By Life Raft Group As Compared To That Of Novartis
Using the latest side effect data published by Novartis in a memorandum to pharmacists dated August, 2001, we compared the frequency of reported side effects to Gleevec by the Life Raft Group to those reported by Novartis. The Novartis data refers only to patients using Gleevec for Chronic Myelogenous Leukemia. The Life Raft Group data refers only to patients using Gleevec for GIST.
For most side effects, the data is fairly similar, with the Life Raft Group reporting a higher amount of fatigue, diarrhea and skin problems, and the Novartis Group reporting a higher amount of edema, nausea and cramping. Reported reflux was about the same. Only one side effect, namely eye puffiness, was reported by the Life Raft Group and not by Novartis, although that might be explained by a different method of categorization. (See Chart 6).
Where there are significant differences is in the reporting of the severity of side effects, with the Life Raft Group tending to define a greater number of side effects as severe.
There are two major reasons for these differences.
The first is that Novartis, like all clinical researchers, uses the toxicity standards established by the NCI (National Cancer Institute), whereas the Life Raft Group uses its own patient severity rating scale.
The second is that Novartis, like all clinical researchers, derives its data from the reports of on line clinicians, whereas the Life Raft Group derives its data directly from the patient. This raises the issues of whether the on line clinician correctly hears, interprets and records what the patient says and whether the patient chooses to accurately report their side effects to this person. It also raises the issue of whether the Life Raft Group volunteer who records this information correctly hears, interprets and records what the patient says and whether the patient chooses to accurately report their side effects to this person.

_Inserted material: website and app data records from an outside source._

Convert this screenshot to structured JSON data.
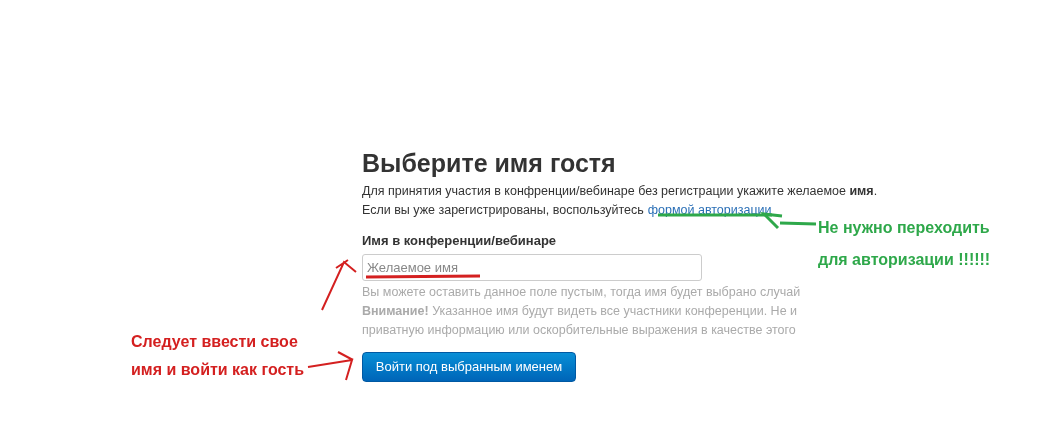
{
  "heading": "Выберите имя гостя",
  "intro": "Для принятия участия в конфренции/вебинаре без регистрации укажите желаемое **имя**.",
  "login_prefix": "Если вы уже зарегистрированы, воспользуйтесь",
  "login_link": "формой авторизации",
  "field": {
    "label": "Имя в конференции/вебинаре",
    "placeholder": "Желаемое имя"
  },
  "hint_lines": [
    "Вы можете оставить данное поле пустым, тогда имя будет выбрано случай",
    "**Внимание!** Указанное имя будут видеть все участники конференции. Не и",
    "приватную информацию или оскорбительные выражения в качестве этого"
  ],
  "submit_button": "Войти под выбранным именем",
  "annotations": [
    {
      "kind": "red",
      "lines": [
        "Следует ввести свое",
        "имя и войти как гость"
      ]
    },
    {
      "kind": "green",
      "lines": [
        "Не нужно переходить",
        "для авторизации !!!!!!"
      ]
    }
  ]
}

Although we have no Novartis data on GIST-Gleevec severity, we do have the reports of the clinical researchers at the May, 2001 ASCO (American Society of Clinical Oncologists) Conference. As is the case with all clinical trials, the GIST-Gleevec trial researchers used the NCI toxicity standards, with grades 3 and 4 events being reported by the U.S. trials and grades 2, 3, and 4 being reported by the European trials. Let’s compare the U.S. report, using grades 3 and 4 to define toxicity, to the Life Raft Group methodology. We will use as an example the fact that a clinical trial patient has diarrhea.

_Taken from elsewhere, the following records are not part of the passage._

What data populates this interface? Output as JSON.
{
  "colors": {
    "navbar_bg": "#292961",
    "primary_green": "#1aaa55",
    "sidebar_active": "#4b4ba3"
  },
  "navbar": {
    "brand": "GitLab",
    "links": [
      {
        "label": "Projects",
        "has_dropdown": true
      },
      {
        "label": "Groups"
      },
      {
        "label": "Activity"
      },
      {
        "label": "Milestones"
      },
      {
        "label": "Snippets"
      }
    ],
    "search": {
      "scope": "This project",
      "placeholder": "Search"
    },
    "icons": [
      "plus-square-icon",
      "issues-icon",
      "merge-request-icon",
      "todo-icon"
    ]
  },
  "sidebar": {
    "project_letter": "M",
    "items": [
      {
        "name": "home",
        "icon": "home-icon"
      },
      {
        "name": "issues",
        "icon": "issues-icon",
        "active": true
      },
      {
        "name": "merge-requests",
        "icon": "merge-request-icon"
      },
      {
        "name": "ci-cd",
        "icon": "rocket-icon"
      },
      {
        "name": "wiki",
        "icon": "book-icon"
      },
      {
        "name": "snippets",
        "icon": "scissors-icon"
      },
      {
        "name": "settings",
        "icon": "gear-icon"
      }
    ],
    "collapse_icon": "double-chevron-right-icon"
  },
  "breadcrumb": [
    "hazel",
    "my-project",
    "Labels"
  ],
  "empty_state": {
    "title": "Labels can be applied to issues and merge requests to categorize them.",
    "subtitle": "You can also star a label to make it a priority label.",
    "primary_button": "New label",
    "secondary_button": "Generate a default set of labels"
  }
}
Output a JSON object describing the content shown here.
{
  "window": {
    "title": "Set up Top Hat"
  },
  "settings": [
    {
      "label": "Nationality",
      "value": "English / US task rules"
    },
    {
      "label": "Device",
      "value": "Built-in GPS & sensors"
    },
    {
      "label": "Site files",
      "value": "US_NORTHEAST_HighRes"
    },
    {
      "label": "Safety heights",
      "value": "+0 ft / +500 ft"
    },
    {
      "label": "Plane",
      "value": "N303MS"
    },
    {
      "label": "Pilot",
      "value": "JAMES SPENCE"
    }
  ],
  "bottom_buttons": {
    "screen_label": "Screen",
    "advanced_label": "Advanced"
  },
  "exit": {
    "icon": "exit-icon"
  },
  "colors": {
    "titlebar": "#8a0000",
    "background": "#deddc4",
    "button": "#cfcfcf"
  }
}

The U.S. ASCO Report notes that, of 145 study participants, there were 0 cases of diarrhea as a grade 3 or 4 toxicity event. The Life Raft Group notes that, of 61 study participants, there were 13 cases of diarrhea reported to be severe.
Let’s take a look at how this difference in reporting could occur.
Assume that a patient had three incidents of diarrhea per week prior to beginning Gleevec.
Assume that patient now has three incidents per day since beginning Gleevec.
Using the current NCI toxicity scale that situation would rate a one, on a scale of 0 to 5, with 0 being none and 5 being death.
Using the Life Raft Group Severity Scale, the patient might conclude that three episodes a day of diarrhea for the indefinite future, might rate a 7, on our scale of 0 to 10, thus qualifying for a ranking of severe. One might ask the NCI analyst who constructed the scale: How would you rate the severity of having to cope with an average of 3 episodes of diarrhea per day for the rest of your life?
Given that about half of those among the Life Raft Group who report severe side effects, report three or more, this poses an interesting dilemma. How do you combine the several different side effects into one quality of life whole? To some extent we have begun trying to do this by looking at functional effects, in addition to rating side effects separately. (See Table 4).
At some later date, we may return to this subject in greater detail. Our purpose today was to point out the different perspectives of a patient group and a clinical trial group in looking at the severity of side effects, and to suggest that both may help understand what a patient is actually going through as they try to live their life.